For the first time on 19 September 2016 Heads of State and Government came together to discuss, at the global level within the UN General Assembly, issues related to migration and refugees. This sent an important political message that migration and refugee matters have become major issues in the international agenda. In adopting the New York Declaration for Refugees and Migrants, the 193 UN Member States recognized the need for a comprehensive approach to human mobility and enhanced cooperation at the global level and committed to:
- protect the safety, dignity and human rights and fundamental freedoms of all migrants, regardless of their migratory status, and at all times;
- support countries rescuing, receiving and hosting large numbers of refugees and migrants;
- integrate migrants – addressing their needs and capacities as well as those of receiving communities – in humanitarian and development assistance frameworks and planning;
- combat xenophobia, racism and discrimination towards all migrants;
- develop, through a state-led process, non-binding principles and voluntary guidelines on the treatment of migrants in vulnerable situations; and
- strengthen global governance of migration, including by bringing IOM into the UN family and through the development of a global compact for safe, orderly and regular migration
Annex II of the New York Declaration set in motion a process of intergovernmental consultations and negotiations culminating in the planned adoption of the global compact for migration at an intergovernmental conference on international migration in 2018. It is intended to set out a range of actionable commitments, means of implementation and a framework for follow-up and review among Member States regarding international migration in all its dimensions.
The Modalities Resolution for the intergovernmental negotiations of the global compact for safe, orderly and regular migration outline the key elements and timeline of the process.
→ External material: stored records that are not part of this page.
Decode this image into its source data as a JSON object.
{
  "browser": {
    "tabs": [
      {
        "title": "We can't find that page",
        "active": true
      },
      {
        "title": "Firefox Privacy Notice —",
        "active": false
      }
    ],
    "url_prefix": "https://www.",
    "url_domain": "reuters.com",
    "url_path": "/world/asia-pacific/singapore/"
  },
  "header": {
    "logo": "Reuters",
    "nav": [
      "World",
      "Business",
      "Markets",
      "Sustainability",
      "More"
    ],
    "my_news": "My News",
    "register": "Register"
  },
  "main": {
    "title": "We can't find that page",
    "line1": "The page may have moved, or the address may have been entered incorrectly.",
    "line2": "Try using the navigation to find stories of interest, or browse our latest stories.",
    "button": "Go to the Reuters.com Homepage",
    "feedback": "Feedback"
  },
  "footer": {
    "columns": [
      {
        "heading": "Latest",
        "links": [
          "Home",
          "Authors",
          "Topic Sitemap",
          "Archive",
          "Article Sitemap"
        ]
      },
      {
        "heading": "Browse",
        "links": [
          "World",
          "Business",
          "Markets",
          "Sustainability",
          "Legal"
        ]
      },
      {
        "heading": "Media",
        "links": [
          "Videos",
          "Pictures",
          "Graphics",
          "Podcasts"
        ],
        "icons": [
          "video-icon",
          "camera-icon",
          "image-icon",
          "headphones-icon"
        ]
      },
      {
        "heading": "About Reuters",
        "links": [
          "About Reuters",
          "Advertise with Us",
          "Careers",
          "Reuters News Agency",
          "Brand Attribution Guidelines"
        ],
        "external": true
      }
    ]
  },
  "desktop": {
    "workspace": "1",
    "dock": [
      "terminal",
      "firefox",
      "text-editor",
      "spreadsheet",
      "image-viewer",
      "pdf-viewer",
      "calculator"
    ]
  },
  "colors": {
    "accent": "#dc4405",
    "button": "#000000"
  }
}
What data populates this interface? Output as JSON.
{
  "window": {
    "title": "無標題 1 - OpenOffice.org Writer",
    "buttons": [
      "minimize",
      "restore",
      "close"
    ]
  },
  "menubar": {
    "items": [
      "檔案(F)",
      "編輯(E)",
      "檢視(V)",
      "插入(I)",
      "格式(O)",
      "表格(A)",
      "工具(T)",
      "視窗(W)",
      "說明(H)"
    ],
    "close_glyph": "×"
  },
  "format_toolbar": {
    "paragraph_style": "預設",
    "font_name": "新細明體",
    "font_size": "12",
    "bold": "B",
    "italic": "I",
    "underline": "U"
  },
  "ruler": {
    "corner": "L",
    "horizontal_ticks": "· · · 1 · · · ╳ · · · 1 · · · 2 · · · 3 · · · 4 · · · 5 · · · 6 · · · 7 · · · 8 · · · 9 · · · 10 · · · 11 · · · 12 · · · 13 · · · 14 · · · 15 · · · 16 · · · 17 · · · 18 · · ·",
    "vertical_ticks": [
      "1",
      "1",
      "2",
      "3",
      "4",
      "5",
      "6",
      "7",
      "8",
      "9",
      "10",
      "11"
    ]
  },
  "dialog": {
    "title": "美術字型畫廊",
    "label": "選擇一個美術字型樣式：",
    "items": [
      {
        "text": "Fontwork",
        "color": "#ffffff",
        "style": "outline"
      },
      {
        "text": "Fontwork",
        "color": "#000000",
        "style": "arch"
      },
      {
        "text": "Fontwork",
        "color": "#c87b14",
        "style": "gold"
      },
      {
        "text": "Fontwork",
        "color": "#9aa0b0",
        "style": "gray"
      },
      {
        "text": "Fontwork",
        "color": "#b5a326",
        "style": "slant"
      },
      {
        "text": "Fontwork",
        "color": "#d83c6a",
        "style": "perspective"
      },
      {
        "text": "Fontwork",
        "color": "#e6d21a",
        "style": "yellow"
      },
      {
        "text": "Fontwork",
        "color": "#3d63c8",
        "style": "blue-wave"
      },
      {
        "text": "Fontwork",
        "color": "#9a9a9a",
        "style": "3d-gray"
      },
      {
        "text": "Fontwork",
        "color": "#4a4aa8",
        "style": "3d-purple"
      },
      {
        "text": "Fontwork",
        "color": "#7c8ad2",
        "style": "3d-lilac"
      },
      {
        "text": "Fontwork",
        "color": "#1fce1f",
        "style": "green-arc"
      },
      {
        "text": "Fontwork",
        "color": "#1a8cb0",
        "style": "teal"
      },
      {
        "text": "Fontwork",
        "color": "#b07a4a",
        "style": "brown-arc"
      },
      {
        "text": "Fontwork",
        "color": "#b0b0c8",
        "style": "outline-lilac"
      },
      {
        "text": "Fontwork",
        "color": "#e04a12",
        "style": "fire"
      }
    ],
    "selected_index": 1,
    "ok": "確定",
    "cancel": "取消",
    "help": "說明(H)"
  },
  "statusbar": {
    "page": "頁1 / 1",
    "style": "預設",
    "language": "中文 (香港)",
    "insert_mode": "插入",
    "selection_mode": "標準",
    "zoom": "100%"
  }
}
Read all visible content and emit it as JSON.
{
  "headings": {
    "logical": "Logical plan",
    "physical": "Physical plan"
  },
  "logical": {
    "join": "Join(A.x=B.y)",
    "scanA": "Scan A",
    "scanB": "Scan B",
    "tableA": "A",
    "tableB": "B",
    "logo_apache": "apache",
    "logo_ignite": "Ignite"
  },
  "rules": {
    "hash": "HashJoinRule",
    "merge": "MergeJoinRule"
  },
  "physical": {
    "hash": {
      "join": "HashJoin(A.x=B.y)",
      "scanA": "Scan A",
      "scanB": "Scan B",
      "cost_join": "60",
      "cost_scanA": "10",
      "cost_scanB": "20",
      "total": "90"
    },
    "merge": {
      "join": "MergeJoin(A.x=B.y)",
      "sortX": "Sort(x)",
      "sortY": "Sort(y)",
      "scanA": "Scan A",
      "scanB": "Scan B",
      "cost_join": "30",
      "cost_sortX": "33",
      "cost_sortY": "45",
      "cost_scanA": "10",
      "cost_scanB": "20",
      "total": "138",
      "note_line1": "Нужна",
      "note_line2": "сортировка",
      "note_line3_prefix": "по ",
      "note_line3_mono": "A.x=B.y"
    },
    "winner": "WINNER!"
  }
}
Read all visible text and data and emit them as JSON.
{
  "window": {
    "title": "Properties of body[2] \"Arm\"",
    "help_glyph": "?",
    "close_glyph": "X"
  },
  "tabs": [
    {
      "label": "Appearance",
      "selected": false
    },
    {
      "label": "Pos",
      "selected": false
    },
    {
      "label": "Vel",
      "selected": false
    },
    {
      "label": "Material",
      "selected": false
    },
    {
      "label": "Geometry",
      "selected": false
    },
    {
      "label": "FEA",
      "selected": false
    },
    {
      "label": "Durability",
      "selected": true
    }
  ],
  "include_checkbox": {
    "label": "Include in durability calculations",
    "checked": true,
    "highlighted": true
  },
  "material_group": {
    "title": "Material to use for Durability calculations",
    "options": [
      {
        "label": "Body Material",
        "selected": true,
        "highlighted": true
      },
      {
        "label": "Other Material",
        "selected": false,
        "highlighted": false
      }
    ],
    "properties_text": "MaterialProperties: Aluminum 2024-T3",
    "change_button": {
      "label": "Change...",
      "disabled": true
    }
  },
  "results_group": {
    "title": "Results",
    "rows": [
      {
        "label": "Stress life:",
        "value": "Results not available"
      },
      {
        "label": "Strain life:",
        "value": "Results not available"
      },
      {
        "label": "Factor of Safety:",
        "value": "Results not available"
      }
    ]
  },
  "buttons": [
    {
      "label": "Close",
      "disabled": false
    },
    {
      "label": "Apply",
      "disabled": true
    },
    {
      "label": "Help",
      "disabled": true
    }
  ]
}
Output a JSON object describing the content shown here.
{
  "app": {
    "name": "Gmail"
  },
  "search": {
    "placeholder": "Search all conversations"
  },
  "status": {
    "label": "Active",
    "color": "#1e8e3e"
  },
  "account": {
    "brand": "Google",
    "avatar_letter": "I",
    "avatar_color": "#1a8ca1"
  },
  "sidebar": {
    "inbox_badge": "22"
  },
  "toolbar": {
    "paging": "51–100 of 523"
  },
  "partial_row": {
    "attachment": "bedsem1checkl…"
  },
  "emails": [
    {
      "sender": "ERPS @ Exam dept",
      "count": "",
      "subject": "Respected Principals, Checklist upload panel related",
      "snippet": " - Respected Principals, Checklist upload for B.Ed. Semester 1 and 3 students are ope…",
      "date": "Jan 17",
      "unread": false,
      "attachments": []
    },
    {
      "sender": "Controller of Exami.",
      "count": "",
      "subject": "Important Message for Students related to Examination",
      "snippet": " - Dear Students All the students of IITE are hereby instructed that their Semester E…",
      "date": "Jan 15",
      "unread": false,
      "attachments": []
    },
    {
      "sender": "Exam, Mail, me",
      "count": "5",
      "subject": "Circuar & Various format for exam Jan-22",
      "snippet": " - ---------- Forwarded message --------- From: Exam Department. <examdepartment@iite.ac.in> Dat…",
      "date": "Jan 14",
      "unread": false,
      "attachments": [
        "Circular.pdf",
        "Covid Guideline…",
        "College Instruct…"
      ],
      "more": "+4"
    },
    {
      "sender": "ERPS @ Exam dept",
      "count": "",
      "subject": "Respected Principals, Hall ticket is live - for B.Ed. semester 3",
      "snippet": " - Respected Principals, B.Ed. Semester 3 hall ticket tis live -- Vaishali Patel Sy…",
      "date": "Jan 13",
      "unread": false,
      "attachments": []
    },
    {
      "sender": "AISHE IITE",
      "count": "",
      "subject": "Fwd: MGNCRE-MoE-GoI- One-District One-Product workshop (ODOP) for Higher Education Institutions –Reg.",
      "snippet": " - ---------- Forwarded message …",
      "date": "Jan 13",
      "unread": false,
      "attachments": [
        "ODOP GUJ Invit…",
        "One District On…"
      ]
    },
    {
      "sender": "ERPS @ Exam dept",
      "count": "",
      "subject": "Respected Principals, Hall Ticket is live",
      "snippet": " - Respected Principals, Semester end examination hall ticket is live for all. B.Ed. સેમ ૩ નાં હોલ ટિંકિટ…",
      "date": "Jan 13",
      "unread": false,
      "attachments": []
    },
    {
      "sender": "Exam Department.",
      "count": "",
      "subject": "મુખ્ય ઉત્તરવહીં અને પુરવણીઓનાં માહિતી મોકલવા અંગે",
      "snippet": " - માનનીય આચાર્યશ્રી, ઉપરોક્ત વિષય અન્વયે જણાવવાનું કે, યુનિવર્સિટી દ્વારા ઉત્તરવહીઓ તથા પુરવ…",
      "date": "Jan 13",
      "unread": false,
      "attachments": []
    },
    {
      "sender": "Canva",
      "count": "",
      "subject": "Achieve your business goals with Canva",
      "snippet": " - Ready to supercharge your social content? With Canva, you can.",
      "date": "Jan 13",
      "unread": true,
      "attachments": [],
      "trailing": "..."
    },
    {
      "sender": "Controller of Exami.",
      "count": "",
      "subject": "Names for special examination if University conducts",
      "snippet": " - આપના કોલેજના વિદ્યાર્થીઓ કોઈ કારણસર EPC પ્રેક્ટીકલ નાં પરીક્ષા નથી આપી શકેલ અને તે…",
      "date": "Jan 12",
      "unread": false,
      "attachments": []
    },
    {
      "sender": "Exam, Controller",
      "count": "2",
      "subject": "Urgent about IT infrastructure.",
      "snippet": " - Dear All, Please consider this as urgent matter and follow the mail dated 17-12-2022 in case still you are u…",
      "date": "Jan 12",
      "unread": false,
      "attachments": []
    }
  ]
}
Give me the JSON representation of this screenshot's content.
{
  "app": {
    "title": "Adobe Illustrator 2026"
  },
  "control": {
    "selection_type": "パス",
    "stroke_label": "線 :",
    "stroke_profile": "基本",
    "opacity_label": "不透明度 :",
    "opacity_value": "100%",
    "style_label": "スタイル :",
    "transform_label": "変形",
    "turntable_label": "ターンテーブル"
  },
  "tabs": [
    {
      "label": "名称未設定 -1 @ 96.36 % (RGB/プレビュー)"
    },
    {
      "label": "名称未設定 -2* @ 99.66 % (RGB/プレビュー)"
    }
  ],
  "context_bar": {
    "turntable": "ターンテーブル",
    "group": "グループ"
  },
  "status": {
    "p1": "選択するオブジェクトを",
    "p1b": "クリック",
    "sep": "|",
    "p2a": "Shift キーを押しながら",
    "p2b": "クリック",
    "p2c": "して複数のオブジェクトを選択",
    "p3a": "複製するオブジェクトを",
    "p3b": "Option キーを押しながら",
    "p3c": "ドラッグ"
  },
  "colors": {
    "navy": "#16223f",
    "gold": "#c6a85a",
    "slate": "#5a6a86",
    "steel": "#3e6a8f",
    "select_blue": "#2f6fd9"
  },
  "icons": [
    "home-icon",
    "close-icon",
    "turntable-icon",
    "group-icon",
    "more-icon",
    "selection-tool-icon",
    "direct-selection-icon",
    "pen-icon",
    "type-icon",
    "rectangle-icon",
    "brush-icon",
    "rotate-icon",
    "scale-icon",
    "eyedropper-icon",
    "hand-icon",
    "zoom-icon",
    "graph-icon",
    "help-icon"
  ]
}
The global compact will be developed through an open, transparent and inclusive process of consultations and negotiations and the effective participation of all relevant stakeholders, including civil society, the private sector, academic institutions, parliaments, diaspora communities, and migrant organizations in both the intergovernmental conference and its preparatory process.
Local authorities can make important contributions to the Global Compact on Migration, particularly through innovative and more effective approaches to urban governance that accounts for greater diversity, including migration policies for inclusive growth. These opportunities, if taken, would lead to a more constructive collaboration between central and local governments in a way that would favor migration governance for the benefit of all.